I developed an interest in taking care of my skin before I was particularly interested in makeup, hair, etc. I’ve had a routine for ages; it has changed over the years, and I periodically look for ways to improve it. After all, your skin does not indefinitely remain the same, so taking care of it should change along with it.
I heard about Clarisonic several years ago, but was astonished (and offended!) by the price tag. At that time, they did not have the Mia and Mia2 models, so it was somewhere in the neighborhood of $200-$250 … for a face brush. My mind was blown – bloggers who I felt were otherwise trustworthy sang its praises. I honestly thought they had lost their minds.

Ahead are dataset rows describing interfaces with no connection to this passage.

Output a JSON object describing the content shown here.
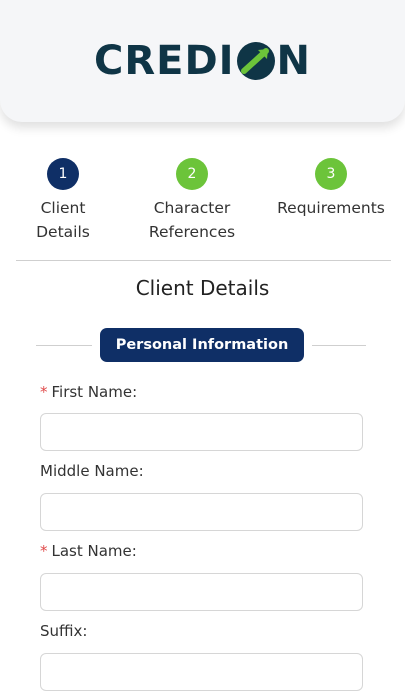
{
  "brand": {
    "logo_left": "CREDI",
    "logo_right": "N",
    "logo_icon": "o-with-arrow-icon",
    "colors": {
      "navy": "#0f3546",
      "green": "#6cc43a",
      "step_active": "#0f2f66"
    }
  },
  "steps": [
    {
      "number": "1",
      "label": "Client\nDetails",
      "state": "active"
    },
    {
      "number": "2",
      "label": "Character\nReferences",
      "state": "done"
    },
    {
      "number": "3",
      "label": "Requirements",
      "state": "done"
    }
  ],
  "section": {
    "title": "Client Details",
    "group": "Personal Information"
  },
  "form": {
    "first_name": {
      "label": "First Name:",
      "required": "*",
      "value": ""
    },
    "middle_name": {
      "label": "Middle Name:",
      "value": ""
    },
    "last_name": {
      "label": "Last Name:",
      "required": "*",
      "value": ""
    },
    "suffix": {
      "label": "Suffix:",
      "value": ""
    }
  }
}
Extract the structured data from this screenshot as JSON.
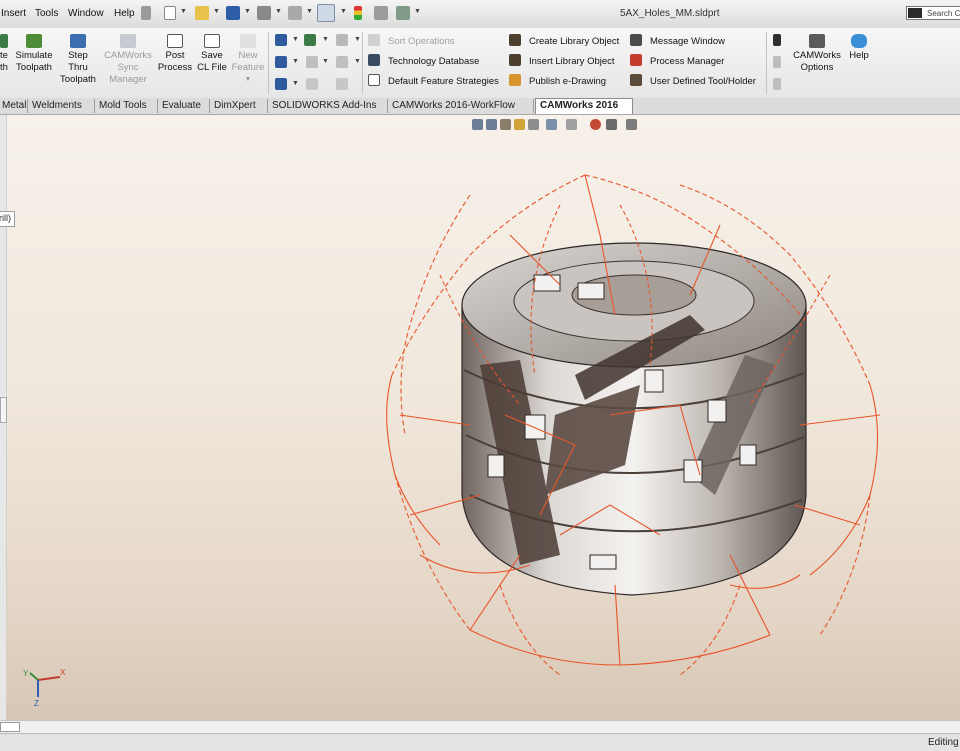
{
  "title_bar": {
    "menus": [
      "Insert",
      "Tools",
      "Window",
      "Help"
    ],
    "document_title": "5AX_Holes_MM.sldprt",
    "search_placeholder": "Search Co"
  },
  "ribbon": {
    "big_buttons": [
      {
        "label_lines": [
          "te",
          "th"
        ],
        "enabled": true
      },
      {
        "label_lines": [
          "Simulate",
          "Toolpath"
        ],
        "enabled": true
      },
      {
        "label_lines": [
          "Step",
          "Thru",
          "Toolpath"
        ],
        "enabled": true
      },
      {
        "label_lines": [
          "CAMWorks",
          "Sync",
          "Manager"
        ],
        "enabled": false
      },
      {
        "label_lines": [
          "Post",
          "Process"
        ],
        "enabled": true
      },
      {
        "label_lines": [
          "Save",
          "CL File"
        ],
        "enabled": true
      },
      {
        "label_lines": [
          "New",
          "Feature"
        ],
        "enabled": false
      }
    ],
    "col1": [
      {
        "label": "Sort Operations",
        "enabled": false
      },
      {
        "label": "Technology Database",
        "enabled": true
      },
      {
        "label": "Default Feature Strategies",
        "enabled": true
      }
    ],
    "col2": [
      {
        "label": "Create Library Object",
        "enabled": true
      },
      {
        "label": "Insert Library Object",
        "enabled": true
      },
      {
        "label": "Publish e-Drawing",
        "enabled": true
      }
    ],
    "col3": [
      {
        "label": "Message Window",
        "enabled": true
      },
      {
        "label": "Process Manager",
        "enabled": true
      },
      {
        "label": "User Defined Tool/Holder",
        "enabled": true
      }
    ],
    "right_buttons": [
      {
        "label_lines": [
          "CAMWorks",
          "Options"
        ]
      },
      {
        "label_lines": [
          "Help"
        ]
      }
    ]
  },
  "tabs": [
    {
      "label": "Metal",
      "active": false
    },
    {
      "label": "Weldments",
      "active": false
    },
    {
      "label": "Mold Tools",
      "active": false
    },
    {
      "label": "Evaluate",
      "active": false
    },
    {
      "label": "DimXpert",
      "active": false
    },
    {
      "label": "SOLIDWORKS Add-Ins",
      "active": false
    },
    {
      "label": "CAMWorks 2016-WorkFlow",
      "active": false
    },
    {
      "label": "CAMWorks 2016",
      "active": true
    }
  ],
  "viewport": {
    "callout_text": "rill)",
    "triad_axes": [
      "Y",
      "X",
      "Z"
    ],
    "model_description_colors": {
      "toolpath": "#e8552a",
      "body": "#bdbdbd",
      "dark": "#4a3b34"
    }
  },
  "status_bar": {
    "text": "Editing"
  }
}
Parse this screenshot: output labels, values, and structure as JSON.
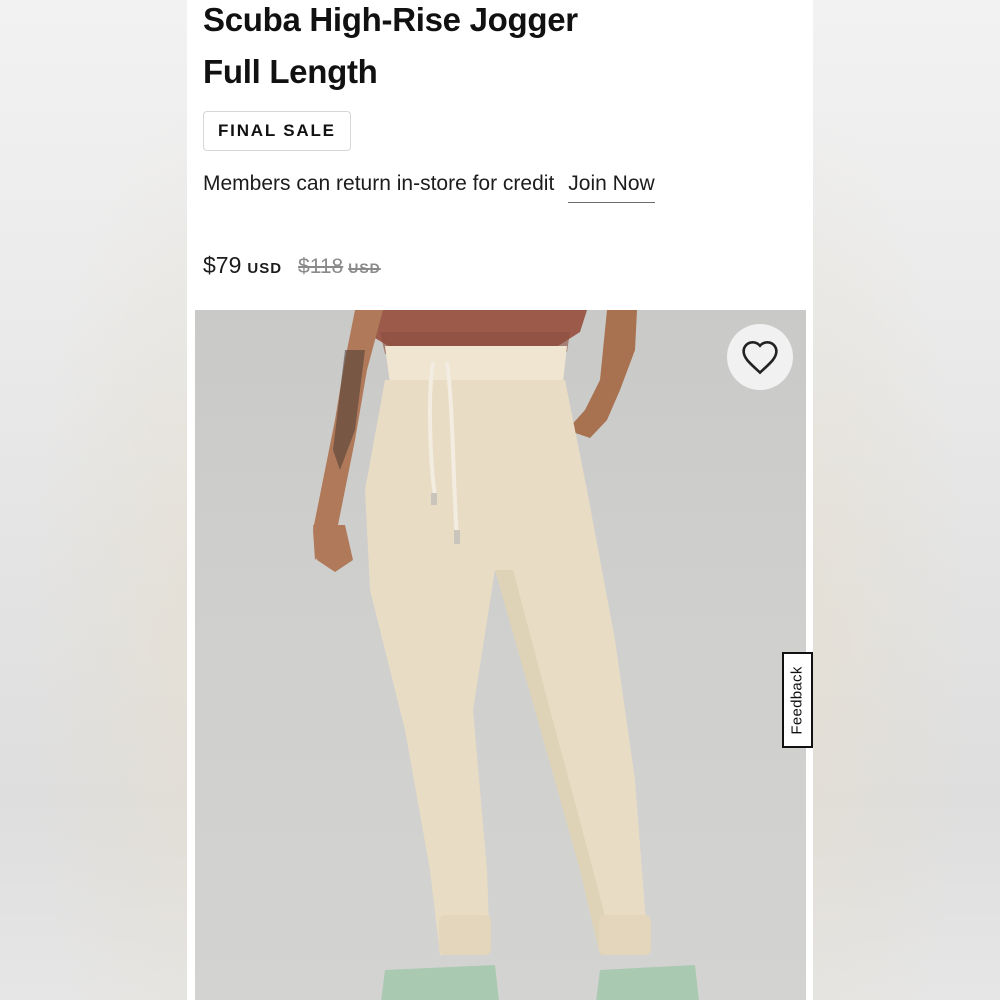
{
  "product": {
    "title_line1": "Scuba High-Rise Jogger",
    "title_line2": "Full Length",
    "badge": "FINAL SALE",
    "member_text": "Members can return in-store for credit",
    "join_link": "Join Now",
    "price": {
      "current_amount": "$79",
      "current_currency": "USD",
      "original_amount": "$118",
      "original_currency": "USD"
    }
  },
  "image": {
    "wishlist_icon": "heart-outline-icon",
    "description_colors": {
      "background": "#cdcdcb",
      "pants": "#e8dcc4",
      "top": "#9c5a4a",
      "slides": "#a9c9b0"
    }
  },
  "feedback": {
    "label": "Feedback"
  }
}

Then, Olay came out with the Pro-X Advanced Cleansing System (always with the long product names…). Smaller than any Clarisonic on the market (still!) and at a much less frightening price-point ($30), I grew interested in it. Better cleansing than my hands can deliver? Gentle exfoliation? Hot damn! A friend picked one up before I did and expressed happiness with its performance so my interest was piqued.
Here’s the official spiel about the Olay Pro-X Advanced Cleansing System, from Olay’s Site:
Is it time to rethink your daily cleansing routine? Designed by a team of dermatologists along with Olay, the Advanced Cleansing System is professionally and clinically designed to cleanse hard to remove makeup 6X better vs. basic cleansing. The Pro-X Advanced Cleansing System also sets your skin up for supersonic anti-aging moisturization.
Designed by dermatologists with Olay, huh? Well you obviously would not hire amateurs for this sort of thing, and just because you’re wearing lab coats doesn’t make the design, “clinical.” Can you clarify these terms? Who were the professionals? Were they engineers? Estheticians? Nikola Tesla?
6x better vs. basic cleansing – that sounds good, and I’m not overwhelmingly skeptical or critical of this statement, but I wish they could clarify what they mean by basic cleansing. That may just mean massaging your face with water to remove superficial impurities. It may mean using a generic cleanser with your fingertips. Or one of their cleansers. Or using a washcloth. I’m not sure what their basis for, “basic,” is. Their site does clarify, in fine print, that the 6x better figure is achieved with their Normal/Dry cleanser – but they do not provide quantitative data to substantiate the six-times-better claim.
My favorite? The sets your skin up for supersonic anti-aging moisturization statement. Let’s take a look at a few definitions here, courtesy of Google Define.
It makes sense that this might help with moisturization. Being a cleansing brush, regular use means regular exfoliation. Regularly exfoliated skin tends to “accept” moisturizers better; they sink into newer layers of skin rather than sitting on top of to-be-discarded ones, and so forth. Sound, however, has nothing to do with it. This device, unlike Sonicare toothbrushes and the Clarisonic system, does not employ sound, vibrations, or other sonic technology to get the job done. Additionally, this is not an anti-aging magic wand and may not be best-suited for those with such concerns.
I am satisfied with the performance of the device itself and have an in-depth review coming soon. As always – be a skeptic!
Disclosure: None of the items listed here were sponsored, I purchased them on my own. That said, some of the links in this post are affiliate links – this means I may get a very small percentage of the sale if you decide to buy something. I will only actually call something out as awesome if I have personally verified that much and believe it to be true.